The recession has seen unemployment surge to a 13-year high of almost 2.5 million, so these latest proposals, including a restriction on monthly arrears charges, will offer a lifeline to the growing number of households struggling to keep up with their mortgage repayments.
It can hardly be described as treating customers fairly when lenders generate additional profits by charging fees to people who are sticking to temporary reduced-repayment plans.
To have an additional £30 or £40 monthly arrears penalty added to your mortgage balance, despite having agreed a repayment plan with your lender, merely compounds the problem and is a kick in the teeth for those doing their utmost to stave off the threat of repossession.
The FSA has also emphasised that repossession of a property must be considered only once all other avenues have been exhausted, and while it's too little, too late for the estimated 48,000 people who lost their homes in 2009, at least it gives a fighting chance to thousands of others who are currently doing everything they can to hang on to their family home.
These rules will help protect many vulnerable home owners, so let's hope we see them implemented without further delay.
Instant rewards from Barclays Freedom
Many of us collect rewards when we shop, maybe in the form of points from our local supermarket or petrol station or perhaps via the use of a cashback credit card.
The problem is that we usually spread our loyalty quite thinly by signing up to a number of different schemes. Because we split our spending across two or three rewards promotions, we end up receiving rather small returns perhaps once every quarter and in some cases just once each year.
Barclaycard this week announced the details of its new Freedom rewards programme due to be launched in March, which could revolutionise the way its eight million customers are rewarded for spending on their plastic.
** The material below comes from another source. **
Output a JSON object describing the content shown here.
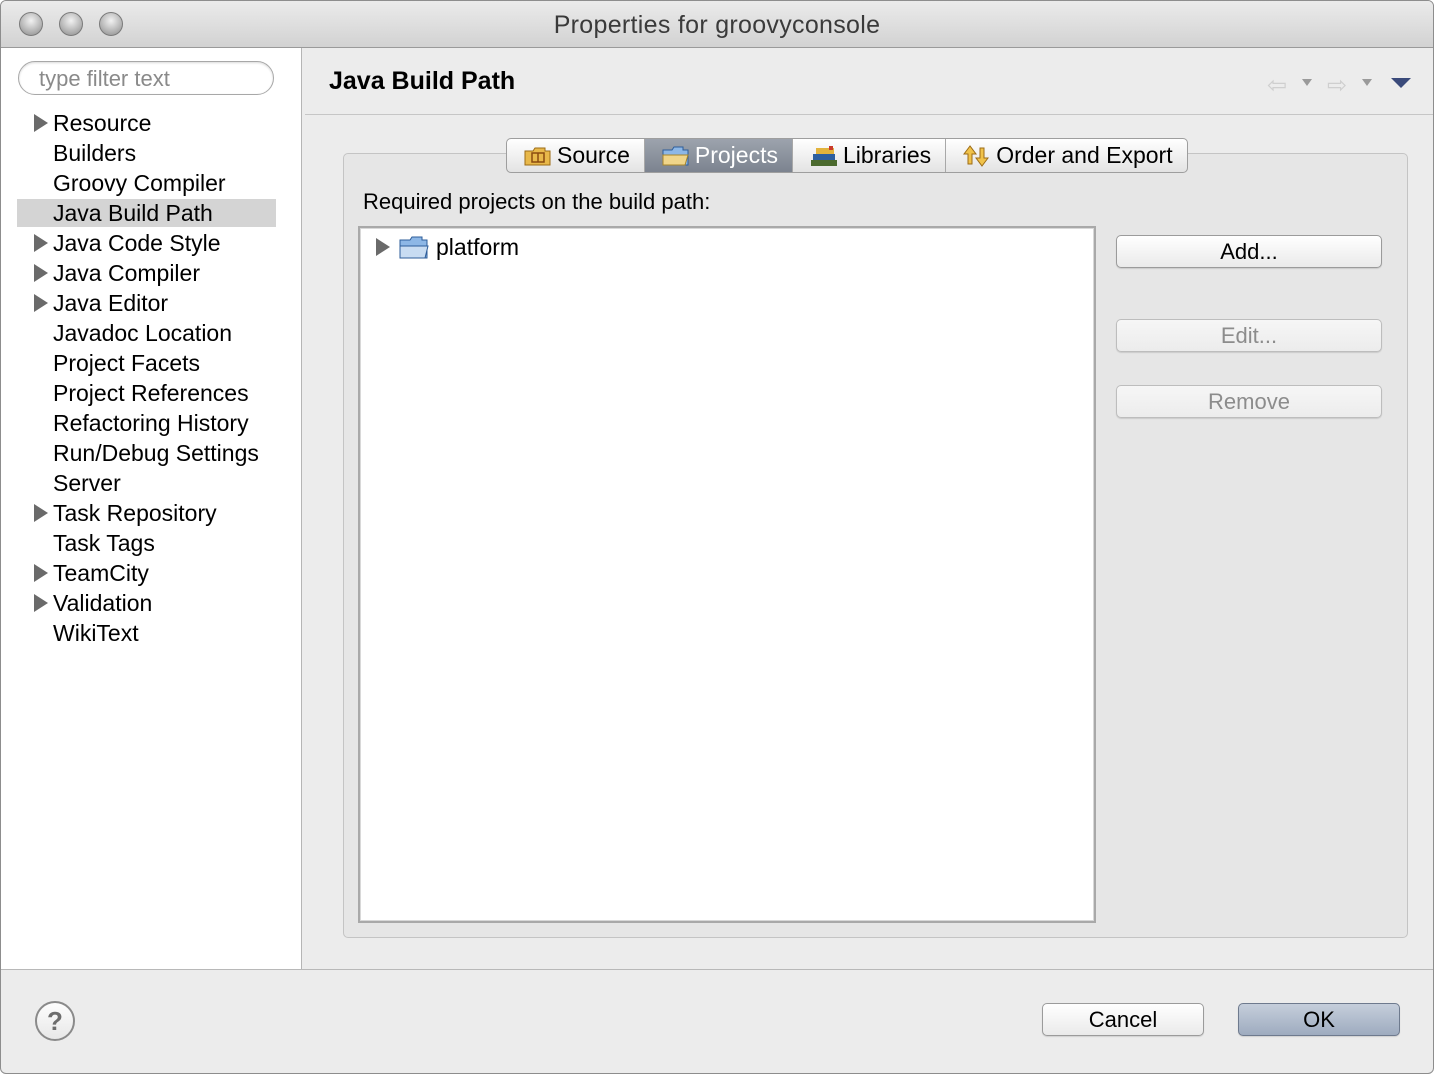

The simple idea is that as a Freedom cardholder, you will receive 1 per cent cashback when you shop at any one of 30,000 retailers that have been invited to be part of the scheme. The rewards are credited to your card immediately in pounds and pence, rather than having to wait months and go through the hassle of collecting or exchanging vouchers.
The 1 per cent reward rate is competitive, and as long as there is a wide enough take-up by major retailers then it could be an opportunity for some of us to slim down our wallets and purses and replace our wad of rewards plastic with a single card.
The number of cashback credit cards, and in some cases the level of rewards, has declined in recent years, so maybe this revolutionary approach from Barclaycard will reignite competition in this market.
However, it will be interesting to see if some of the existing major reward players such as Tesco and Sainsbury sign up to Barclaycard Freedom, as it could pose a serious challenge to their established and successful Clubcard and Nectar schemes respectively.
Andrew Hagger is a money analyst at Moneynet.co.uk
Get your fix of the best mortgages
Lenders are continuing to trim the cost of their mortgage deals, with the fixed-rate sector seeing the bulk of the activity during the past week.
ING Direct (UK) has slashed the rate on its five-year fixed rate by 0.86 per cent and now sits at 4.88 per cent to 75 per cent loan-to-value (LTV) with a £995 fee. Remortgage customers will also benefit from a free valuation and legal-fees package with this product. An equally competitive two-year deal from the same lender has been repriced at 3.54 per cent with a £595 fee, again with remortgage incentives and available up to 75 per cent LTV.
Norwich & Peterborough Building Society's three-year fix at 4.99 per cent with £695 fee is available up to a generous 80 per cent LTV and is potentially a good choice for those looking to protect themselves against increasingly likely future rate rises.
Yorkshire Building Society is now offering a two-year fix at 3.29 per cent with a £1,195 fee to 60 per cent LTV. The mortgage is in addition to the existing two-year 3.59 per cent deal with £495 fee – the size of mortgage will decide which of these rate-and-fee combinations is most suitable for you. As always, refer to a professional mortgage broker or IFA if you're in any doubt which is the best option for your circumstances.Reuse content